Fittingly for a finish outside the town’s famous Abbey, the finale was played out in a biblical downpour and it was Dutchman Jesper Asselman who emerged as the unlikely victor.
Asselman thwarted the sprinters by winning from a breakaway that had been at the front for most of the 182.5km slog from Doncaster, scene of Yorkshireman Harry Tanfield’s stage-one success in similar circumstances a year earlier.
It was a close run thing, Asselman almost being passed on the line by a charging peloton who had cut the break’s lead from almost two minutes inside the final 30km.
Yorkshire’s Gabriel Cullaigh, from Holmfirth, was the first British rider across the line in fifth, three places ahead of Tour de France legend Mark Cavendish.

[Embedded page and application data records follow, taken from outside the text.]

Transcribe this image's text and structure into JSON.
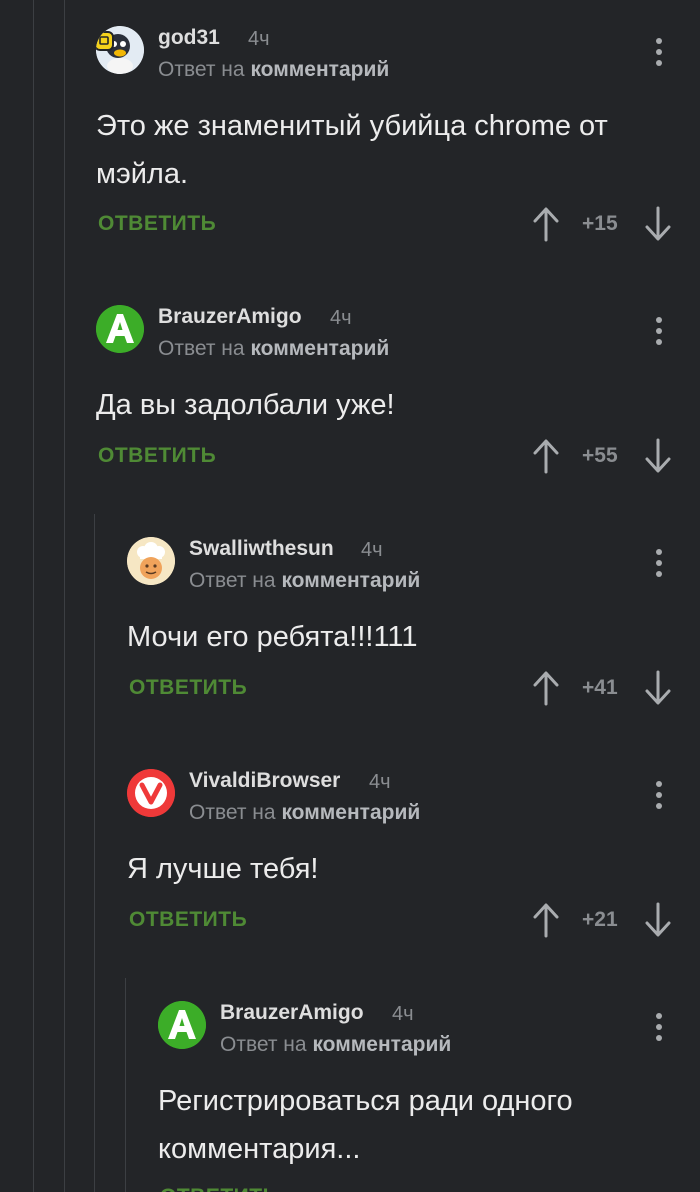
{
  "reply_prefix": "Ответ на",
  "reply_target": "комментарий",
  "reply_button": "ОТВЕТИТЬ",
  "comments": [
    {
      "author": "god31",
      "time": "4ч",
      "text": "Это же знаменитый убийца chrome от мэйла.",
      "score": "+15",
      "avatar": "penguin-avatar"
    },
    {
      "author": "BrauzerAmigo",
      "time": "4ч",
      "text": "Да вы задолбали уже!",
      "score": "+55",
      "avatar": "amigo-logo"
    },
    {
      "author": "Swalliwthesun",
      "time": "4ч",
      "text": "Мочи его ребята!!!111",
      "score": "+41",
      "avatar": "chef-avatar"
    },
    {
      "author": "VivaldiBrowser",
      "time": "4ч",
      "text": "Я лучше тебя!",
      "score": "+21",
      "avatar": "vivaldi-logo"
    },
    {
      "author": "BrauzerAmigo",
      "time": "4ч",
      "text": "Регистрироваться ради одного комментария...",
      "score": "",
      "avatar": "amigo-logo"
    }
  ],
  "colors": {
    "background": "#232528",
    "accent": "#4f8a35",
    "muted": "#8a8d91"
  }
}
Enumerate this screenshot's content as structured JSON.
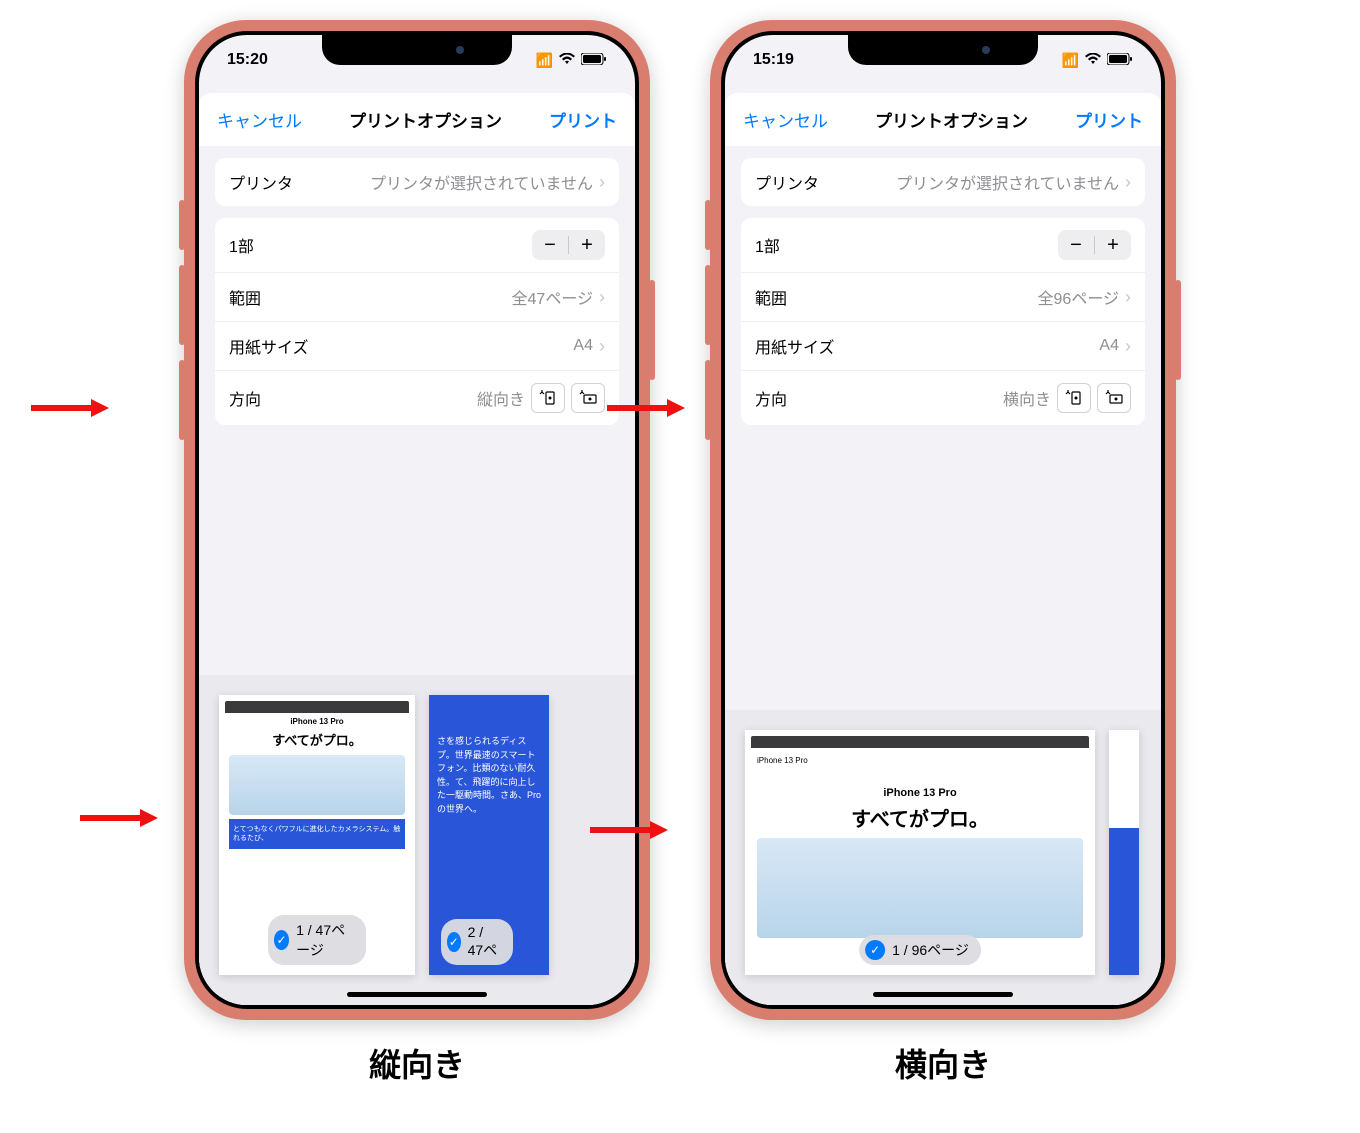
{
  "phones": [
    {
      "time": "15:20",
      "cancel": "キャンセル",
      "title": "プリントオプション",
      "print": "プリント",
      "printer_label": "プリンタ",
      "printer_value": "プリンタが選択されていません",
      "copies": "1部",
      "range_label": "範囲",
      "range_value": "全47ページ",
      "paper_label": "用紙サイズ",
      "paper_value": "A4",
      "orient_label": "方向",
      "orient_value": "縦向き",
      "thumb_product": "iPhone 13 Pro",
      "thumb_tagline": "すべてがプロ。",
      "thumb_blue1": "とてつもなくパワフルに進化したカメラシステム。触れるたび、",
      "thumb2_text": "さを感じられるディスプ。世界最速のスマートフォン。比類のない耐久性。て、飛躍的に向上した一駆動時間。さあ、Proの世界へ。",
      "page1_badge": "1 / 47ページ",
      "page2_badge": "2 / 47ペ",
      "caption": "縦向き"
    },
    {
      "time": "15:19",
      "cancel": "キャンセル",
      "title": "プリントオプション",
      "print": "プリント",
      "printer_label": "プリンタ",
      "printer_value": "プリンタが選択されていません",
      "copies": "1部",
      "range_label": "範囲",
      "range_value": "全96ページ",
      "paper_label": "用紙サイズ",
      "paper_value": "A4",
      "orient_label": "方向",
      "orient_value": "横向き",
      "thumb_product": "iPhone 13 Pro",
      "thumb_tagline": "すべてがプロ。",
      "page1_badge": "1 / 96ページ",
      "caption": "横向き"
    }
  ],
  "icons": {
    "minus": "−",
    "plus": "+",
    "check": "✓",
    "chevron": "›"
  }
}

Team Ineos, in their first ride since switching from the Sky brand, were the centre of attention throughout the stage, not for entirely positive reasons.

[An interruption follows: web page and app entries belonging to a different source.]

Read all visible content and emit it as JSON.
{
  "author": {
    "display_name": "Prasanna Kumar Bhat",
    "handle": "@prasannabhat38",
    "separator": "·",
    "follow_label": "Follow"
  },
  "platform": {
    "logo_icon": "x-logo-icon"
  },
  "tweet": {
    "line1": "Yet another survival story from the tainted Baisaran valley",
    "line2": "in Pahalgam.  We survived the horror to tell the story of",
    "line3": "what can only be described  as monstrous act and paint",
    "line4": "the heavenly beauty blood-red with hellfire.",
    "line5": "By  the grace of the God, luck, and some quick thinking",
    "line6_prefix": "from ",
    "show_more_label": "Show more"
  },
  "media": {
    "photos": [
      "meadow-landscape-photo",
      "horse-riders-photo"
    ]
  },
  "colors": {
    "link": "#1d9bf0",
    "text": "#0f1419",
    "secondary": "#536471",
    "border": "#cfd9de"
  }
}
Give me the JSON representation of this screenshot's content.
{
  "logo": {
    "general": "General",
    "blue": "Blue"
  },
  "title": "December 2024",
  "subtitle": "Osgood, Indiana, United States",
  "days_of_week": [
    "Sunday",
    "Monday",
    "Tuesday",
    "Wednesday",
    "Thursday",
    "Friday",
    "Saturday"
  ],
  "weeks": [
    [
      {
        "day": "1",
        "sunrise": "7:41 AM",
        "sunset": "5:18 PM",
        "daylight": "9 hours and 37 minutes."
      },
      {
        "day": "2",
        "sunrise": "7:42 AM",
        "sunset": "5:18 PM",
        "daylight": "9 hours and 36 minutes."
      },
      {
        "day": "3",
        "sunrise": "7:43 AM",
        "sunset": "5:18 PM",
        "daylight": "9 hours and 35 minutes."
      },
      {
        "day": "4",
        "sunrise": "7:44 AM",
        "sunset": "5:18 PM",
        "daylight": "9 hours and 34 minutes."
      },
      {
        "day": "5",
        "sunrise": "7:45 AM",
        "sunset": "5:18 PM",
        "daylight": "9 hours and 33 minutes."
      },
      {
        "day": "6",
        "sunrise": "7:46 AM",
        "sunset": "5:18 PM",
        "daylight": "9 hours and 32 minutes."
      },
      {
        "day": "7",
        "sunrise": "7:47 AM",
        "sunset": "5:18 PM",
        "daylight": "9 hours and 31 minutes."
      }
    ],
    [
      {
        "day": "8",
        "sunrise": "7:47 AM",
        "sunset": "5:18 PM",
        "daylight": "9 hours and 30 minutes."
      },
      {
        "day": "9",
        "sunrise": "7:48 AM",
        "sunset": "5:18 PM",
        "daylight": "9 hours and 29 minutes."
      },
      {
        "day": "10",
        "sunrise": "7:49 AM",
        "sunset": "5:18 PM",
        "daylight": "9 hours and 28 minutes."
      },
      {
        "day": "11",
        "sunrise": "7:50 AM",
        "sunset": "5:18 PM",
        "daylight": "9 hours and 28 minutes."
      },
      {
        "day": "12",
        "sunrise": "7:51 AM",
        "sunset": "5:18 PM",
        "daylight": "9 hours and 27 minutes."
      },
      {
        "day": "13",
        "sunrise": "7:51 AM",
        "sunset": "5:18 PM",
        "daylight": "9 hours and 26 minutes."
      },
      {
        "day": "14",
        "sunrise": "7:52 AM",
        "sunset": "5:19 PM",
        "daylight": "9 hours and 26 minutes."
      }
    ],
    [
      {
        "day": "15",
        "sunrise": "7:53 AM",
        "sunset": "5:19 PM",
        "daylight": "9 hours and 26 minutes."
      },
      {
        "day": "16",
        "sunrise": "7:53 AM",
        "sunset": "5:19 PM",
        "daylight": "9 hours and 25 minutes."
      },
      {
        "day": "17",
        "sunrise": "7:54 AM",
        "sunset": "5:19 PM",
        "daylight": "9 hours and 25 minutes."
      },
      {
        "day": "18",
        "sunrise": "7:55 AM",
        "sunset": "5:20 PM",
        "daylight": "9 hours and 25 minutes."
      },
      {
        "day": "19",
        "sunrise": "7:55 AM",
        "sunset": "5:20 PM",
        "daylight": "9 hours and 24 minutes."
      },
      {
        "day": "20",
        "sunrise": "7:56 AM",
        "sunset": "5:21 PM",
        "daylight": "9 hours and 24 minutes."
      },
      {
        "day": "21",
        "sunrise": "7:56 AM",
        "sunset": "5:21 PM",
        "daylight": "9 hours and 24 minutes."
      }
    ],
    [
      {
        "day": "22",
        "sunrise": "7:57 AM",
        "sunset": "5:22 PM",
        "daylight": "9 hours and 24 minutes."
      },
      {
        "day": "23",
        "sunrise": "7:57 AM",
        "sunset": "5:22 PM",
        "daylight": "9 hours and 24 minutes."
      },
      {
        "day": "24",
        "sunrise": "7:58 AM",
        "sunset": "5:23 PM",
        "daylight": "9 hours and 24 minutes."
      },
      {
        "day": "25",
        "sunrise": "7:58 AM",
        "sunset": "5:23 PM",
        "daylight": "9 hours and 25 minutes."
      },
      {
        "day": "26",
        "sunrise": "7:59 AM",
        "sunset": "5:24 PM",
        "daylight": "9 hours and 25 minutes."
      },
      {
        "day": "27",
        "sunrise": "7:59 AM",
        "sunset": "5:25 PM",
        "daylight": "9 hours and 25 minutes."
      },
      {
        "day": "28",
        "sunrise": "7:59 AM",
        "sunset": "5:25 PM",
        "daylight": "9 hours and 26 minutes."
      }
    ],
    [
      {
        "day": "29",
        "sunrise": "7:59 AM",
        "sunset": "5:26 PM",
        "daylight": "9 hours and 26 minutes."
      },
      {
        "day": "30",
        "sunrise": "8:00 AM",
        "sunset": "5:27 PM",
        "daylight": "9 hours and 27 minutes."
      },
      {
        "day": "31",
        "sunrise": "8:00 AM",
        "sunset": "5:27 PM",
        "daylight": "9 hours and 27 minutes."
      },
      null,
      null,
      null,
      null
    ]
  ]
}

Manager Sir Dave Brailsford was dismissive of environmental protesters upset at new owner Sir Jim Ratcliffe’s connection with the fracking industry.
“I had to hunt them down first because I couldn’t find them,” he said after the stage finish.

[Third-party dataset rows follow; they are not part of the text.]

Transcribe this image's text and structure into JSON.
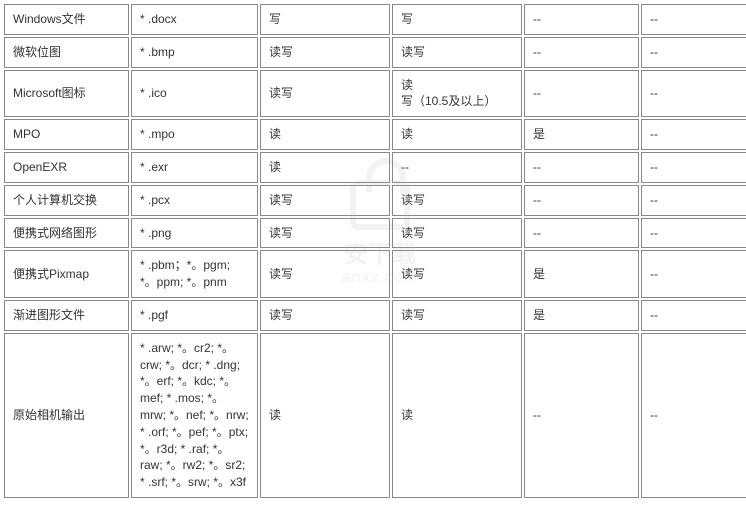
{
  "watermark": {
    "text": "安下载",
    "url": "anxz.com"
  },
  "table": {
    "rows": [
      {
        "c0": "Windows文件",
        "c1": "* .docx",
        "c2": "写",
        "c3": "写",
        "c4": "--",
        "c5": "--"
      },
      {
        "c0": "微软位图",
        "c1": "* .bmp",
        "c2": "读写",
        "c3": "读写",
        "c4": "--",
        "c5": "--"
      },
      {
        "c0": "Microsoft图标",
        "c1": "* .ico",
        "c2": "读写",
        "c3": "读\n写（10.5及以上）",
        "c4": "--",
        "c5": "--"
      },
      {
        "c0": "MPO",
        "c1": "* .mpo",
        "c2": "读",
        "c3": "读",
        "c4": "是",
        "c5": "--"
      },
      {
        "c0": "OpenEXR",
        "c1": "* .exr",
        "c2": "读",
        "c3": "--",
        "c4": "--",
        "c5": "--"
      },
      {
        "c0": "个人计算机交换",
        "c1": "* .pcx",
        "c2": "读写",
        "c3": "读写",
        "c4": "--",
        "c5": "--"
      },
      {
        "c0": "便携式网络图形",
        "c1": "* .png",
        "c2": "读写",
        "c3": "读写",
        "c4": "--",
        "c5": "--"
      },
      {
        "c0": "便携式Pixmap",
        "c1": "* .pbm；*。pgm; *。ppm; *。pnm",
        "c2": "读写",
        "c3": "读写",
        "c4": "是",
        "c5": "--"
      },
      {
        "c0": "渐进图形文件",
        "c1": "* .pgf",
        "c2": "读写",
        "c3": "读写",
        "c4": "是",
        "c5": "--"
      },
      {
        "c0": "原始相机输出",
        "c1": "* .arw; *。cr2; *。crw; *。dcr; * .dng; *。erf; *。kdc; *。mef; * .mos; *。mrw; *。nef; *。nrw; * .orf; *。pef; *。ptx; *。r3d; * .raf; *。raw; *。rw2; *。sr2; * .srf; *。srw; *。x3f",
        "c2": "读",
        "c3": "读",
        "c4": "--",
        "c5": "--"
      }
    ]
  }
}
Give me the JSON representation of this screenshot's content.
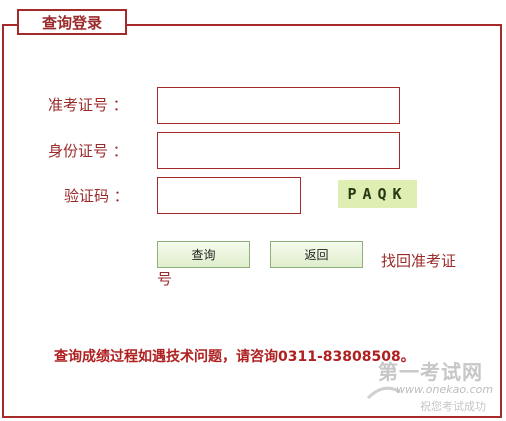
{
  "panel": {
    "title": "查询登录"
  },
  "form": {
    "exam_id_label": "准考证号 ：",
    "id_card_label": "身份证号 ：",
    "captcha_label": "验证码 ：",
    "exam_id_value": "",
    "id_card_value": "",
    "captcha_value": "",
    "captcha_image_text": "PAQK"
  },
  "buttons": {
    "query": "查询",
    "back": "返回"
  },
  "links": {
    "recover_line1": "找回准考证",
    "recover_line2": "号"
  },
  "notice": "查询成绩过程如遇技术问题，请咨询0311-83808508。",
  "watermark": {
    "main": "第一考试网",
    "url": "www.onekao.com",
    "sub": "祝您考试成功"
  }
}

“There was hardly anybody there, let’s be honest.”
Brailsford insisted: “If we’d had any concerns [about launching in Yorkshire] we wouldn’t have done it.
“We were right not to have any concerns because people are here and they are enjoying it.”
Ineos’s four-time Tour de France winner Chris Froome is riding in Yorkshire for the first time since the Tour de France’s Grand Depart five years ago.
He said: “The weather was a bit grim, but the people were pretty friendly and it’s good to be here. It was good racing, solid racing, up and down all day.”
Yorkshire-based team SwiftCarbon were left kicking themselves after failing to get a rider in the break.
Team manager Paul Lamb reflected: “Initially I was really disappointed because it was something we planned.
“Quite a few of the other domestic UK teams got somebody up there.
“We did have a go, but we were a bit too keen and we went a bit too early and by the time the move did go we were on the backfoot and we missed it.
“We will have a talk about it. We should have been there, we’ve got the riders and the ability to be there and we should not have missed out. Having said that, with the torrential rain and standing water and gravel I am glad the guys have all got round in one piece.”
With three stages remaining, SwiftCarbon will try again.
“We are playing the long game,” Lamb added. “Stage four is the one, we are just going to bide our time and stage four we will be up there.”
The Women’s Tour de Yorkshire begins today, racing over the same course as the men’s stage two from Barnsley, skirting Leeds and tackling the Harrogate circuit, which will be used in this September’s world championship’s en-route to a finish in Bedale.